The South African population recently gained rights over their personal information. Enforcement of South Africa’s Protection of Personal Information Act (POPIA) began on July 1, 2021, and the law was modeled closely after the European Union’s GDPR. It’s been a long-time coming, as variations of this law have been in the works for almost 20 years.
Both laws were tailored to their region’s court systems and maintain similar objectives. They share some distinct similarities and differences in the way that they are structured, and companies that serve customers in both regions are required to follow both.
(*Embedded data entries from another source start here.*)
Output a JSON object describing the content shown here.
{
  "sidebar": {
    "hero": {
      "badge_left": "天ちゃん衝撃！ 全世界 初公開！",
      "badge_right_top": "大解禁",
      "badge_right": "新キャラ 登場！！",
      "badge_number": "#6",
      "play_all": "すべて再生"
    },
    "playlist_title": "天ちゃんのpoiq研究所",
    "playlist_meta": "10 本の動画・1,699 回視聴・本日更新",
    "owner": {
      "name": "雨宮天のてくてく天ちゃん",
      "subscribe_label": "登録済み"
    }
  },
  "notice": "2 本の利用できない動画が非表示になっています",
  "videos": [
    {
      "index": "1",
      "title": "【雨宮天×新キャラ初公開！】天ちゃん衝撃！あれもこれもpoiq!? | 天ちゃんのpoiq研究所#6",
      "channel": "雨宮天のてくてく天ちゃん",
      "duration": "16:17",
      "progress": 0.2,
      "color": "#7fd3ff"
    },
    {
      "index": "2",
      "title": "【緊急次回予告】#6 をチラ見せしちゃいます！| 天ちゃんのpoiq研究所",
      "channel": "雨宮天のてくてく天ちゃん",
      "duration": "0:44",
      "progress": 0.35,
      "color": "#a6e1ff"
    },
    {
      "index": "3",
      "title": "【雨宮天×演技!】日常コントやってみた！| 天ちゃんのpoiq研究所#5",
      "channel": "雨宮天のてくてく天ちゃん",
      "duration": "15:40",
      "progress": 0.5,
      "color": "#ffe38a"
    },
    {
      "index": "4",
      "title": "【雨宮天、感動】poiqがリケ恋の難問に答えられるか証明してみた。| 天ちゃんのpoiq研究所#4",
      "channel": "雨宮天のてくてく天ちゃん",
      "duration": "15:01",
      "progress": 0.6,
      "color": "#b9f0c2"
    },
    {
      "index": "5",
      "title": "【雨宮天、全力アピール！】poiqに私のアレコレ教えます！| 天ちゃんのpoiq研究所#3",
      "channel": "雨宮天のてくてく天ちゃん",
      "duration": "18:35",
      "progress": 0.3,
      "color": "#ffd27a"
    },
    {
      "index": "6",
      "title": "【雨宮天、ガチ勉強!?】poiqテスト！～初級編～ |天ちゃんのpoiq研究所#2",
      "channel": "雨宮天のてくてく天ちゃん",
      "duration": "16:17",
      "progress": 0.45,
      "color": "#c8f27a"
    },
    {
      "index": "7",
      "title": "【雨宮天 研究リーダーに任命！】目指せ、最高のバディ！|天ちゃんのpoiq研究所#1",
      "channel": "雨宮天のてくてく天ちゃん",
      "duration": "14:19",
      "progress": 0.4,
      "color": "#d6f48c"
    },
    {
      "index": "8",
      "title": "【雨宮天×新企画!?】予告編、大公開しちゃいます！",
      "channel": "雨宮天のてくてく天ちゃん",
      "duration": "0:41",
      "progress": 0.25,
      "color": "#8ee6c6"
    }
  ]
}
First enacted in 2001, the Personal Information Protection and Electronic Documents Act (PIPEDA) served as an important first step in safeguarding the privacy rights of Canadians. The purpose of PIPEDA is to regulate how businesses collect, utilize, and share personal information, primarily focusing on commercial activities. Two decades on, this cornerstone legislation is now seen as having ”more bark than bite.” That may all change in 2021.
Now that Britain has officially exited the European Union (on paper, anyway), website owners are wondering how Brexit will affect the way they handle cookie consents from website visitors in the EU and UK. While some things have changed, much stays the same — until June of 2021, that is. Currently, there is more cross-border bureaucracy, and much of that is playing out online in how businesses transact with each other.
Following a series of delays, Brazil's LGPD is now in effect. Recently, President Jair Bolsonaro issued a provisional measure that would have postponed the effective date of the LGPD until May 3, 2021. In an unexpected move, the Senate rejected the president’s provisional measure. Now the LGPD will become law — without ANPD in place — when the bill reaches the president's desk, sometime within the next two weeks.
While Europe's replacement for 2002's “Cookie Directive” has yet to pass through the European Parliament, it’s only a matter of time before the ePR (ePrivacy Regulation) becomes law. So, what does this legislation and cookie consent mean for your business? Your online communications? And, what effect will this law have on organizations and individuals outside the EU?
Starting January 1st, 2020, businesses transacting with California residents need to ensure their data collection practices comply with the California Consumer Privacy Act (CCPA). You may be asking, “What does the CCPA mean for my business?” And, more importantly, “How do I make sure that my communications and digital interactions with individuals in California are legal?” Cookie Script, the company behind the popular cookie privacy compliance tool, has put together this helpful guide that will answer everything you need to know about the CCPA and how it will impact your business.
In Europe, years of preparation and speculation came to a head, when the General Data Protection Regulation (GDPR) became law in May of 2018. It’s now been on the books for a few years.
GDPR replaced outdated data protection regulation that was nearly 20 years old. The E.U. deemed it necessary to update and modernize regulations so that they fit the online world, where people become increasingly likely to share personal information more freely than ever before.
On the 3rd of June 2014, Italian Data Protection Authority (DPA) has published official instructions for websites on how users should be informed about cookie usage (also known as "Cookie Law"). Deadline for implementation of those instructions is 12 month, which is 3rd of June 2015. Below you will find a summary of those instructions and a checklist to make sure your website is compliant with Italian Cookie Law.